So, quick and simple MySQL backup in a CRON.

#!/bin/bash
_hour=`date '+%H'`;
_user="root";
_pass="thepassword";
_dest="/srv/backups/daily/";
mysqldump -u $_user -p$_pass --all-databases --ignore-table=mysql.event | gzip > $_dest_$_hour.sql.gz

I’ve used this in an hourly CRON so that I always have 24 hours of backups.

Note: The ignore of mysql.event is to stop an annoying new feature of a later version of MySQL that seems to report a notice that its skipped this table. I don’t really need it so I am ignoring it.

Compress files and folders in tar (Linux)

GZIP and TAR are two different utilities bound by the same cause. Compressing files and making file catalogs.

To compress a file, simply gzip it:

$> gzip database_dump.sql

That will compress the database_dump.sql file, and rename it to database_dump.sql.gz. Easy, and to uncompress it:

$> gunzip database_dump.sql.gz

That will restore the uncompressed version and rename to file back to .sql

But, what if you want to do more than one, or a folder. GZIP is not the tool, however it is used.

You need to TAR the files (which creates one file with the specified files in) and then gzip it:

$> tar -cvzpf compressed_file.tgz foldername

That will compress all files in the foldername folder into a file specified, and it will GZIP it for you.

If you want to just compress a few files, then instead of using the foldername have a list of the files separated by space

$> tar -cvzpf compressed_files.tgz file1 file2 file3

Easy, so to unTar them:
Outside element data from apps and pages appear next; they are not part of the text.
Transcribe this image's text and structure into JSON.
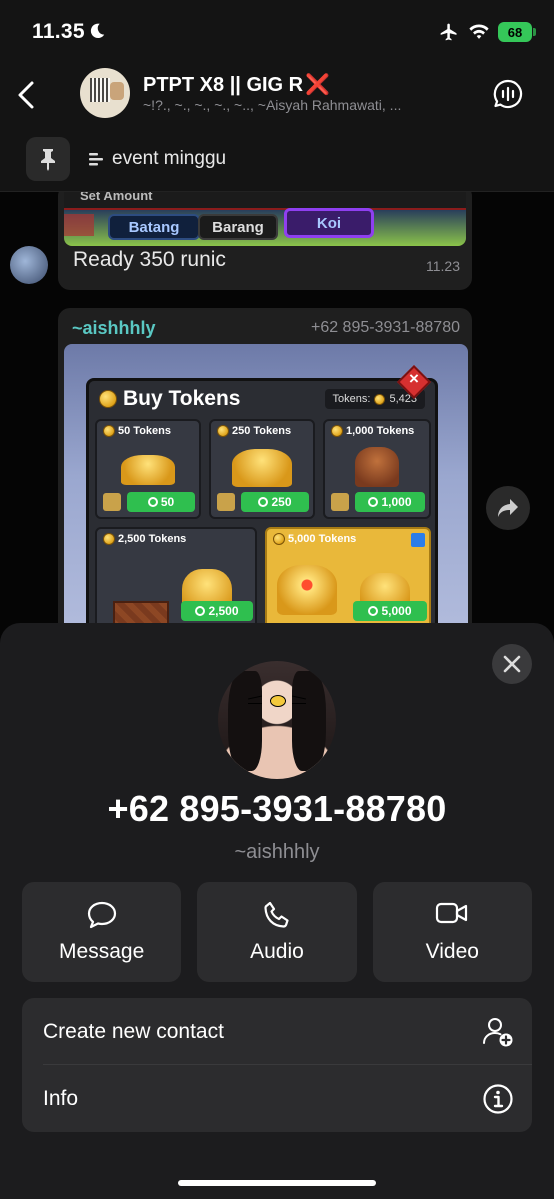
{
  "status_bar": {
    "time": "11.35",
    "battery": "68"
  },
  "chat": {
    "title": "PTPT X8 || GIG R",
    "title_mark": "❌",
    "subtitle": "~!?., ~., ~., ~., ~.., ~Aisyah Rahmawati, ..."
  },
  "pinned": {
    "text": "event minggu"
  },
  "messages": {
    "first": {
      "image_header": "Set Amount",
      "image_buttons": [
        "Batang",
        "Barang",
        "Koi"
      ],
      "text": "Ready 350 runic",
      "time": "11.23"
    },
    "second": {
      "sender": "~aishhhly",
      "phone": "+62 895-3931-88780",
      "shop": {
        "title": "Buy Tokens",
        "balance_label": "Tokens:",
        "balance": "5,423",
        "cards": [
          {
            "label": "50 Tokens",
            "price": "50"
          },
          {
            "label": "250 Tokens",
            "price": "250"
          },
          {
            "label": "1,000 Tokens",
            "price": "1,000"
          },
          {
            "label": "2,500 Tokens",
            "price": "2,500"
          },
          {
            "label": "5,000 Tokens",
            "price": "5,000"
          }
        ]
      }
    }
  },
  "contact_sheet": {
    "phone": "+62 895-3931-88780",
    "name": "~aishhhly",
    "actions": [
      {
        "label": "Message",
        "icon": "message-icon"
      },
      {
        "label": "Audio",
        "icon": "phone-icon"
      },
      {
        "label": "Video",
        "icon": "video-icon"
      }
    ],
    "rows": [
      {
        "label": "Create new contact",
        "icon": "add-contact-icon"
      },
      {
        "label": "Info",
        "icon": "info-icon"
      }
    ]
  },
  "colors": {
    "sheet_bg": "#1c1c1e",
    "card_bg": "#2c2c2e",
    "sender_name": "#5ac8c3",
    "battery": "#35c759"
  }
}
$> tar -zxvf compressed_file.tgz

The above will extract the files to the current folder, if you want them somewhere else:

$> tar -C /foldername -zxvf compressed_file.tgz

The above will extract the files to the /foldername folder.

Hope that helps a little.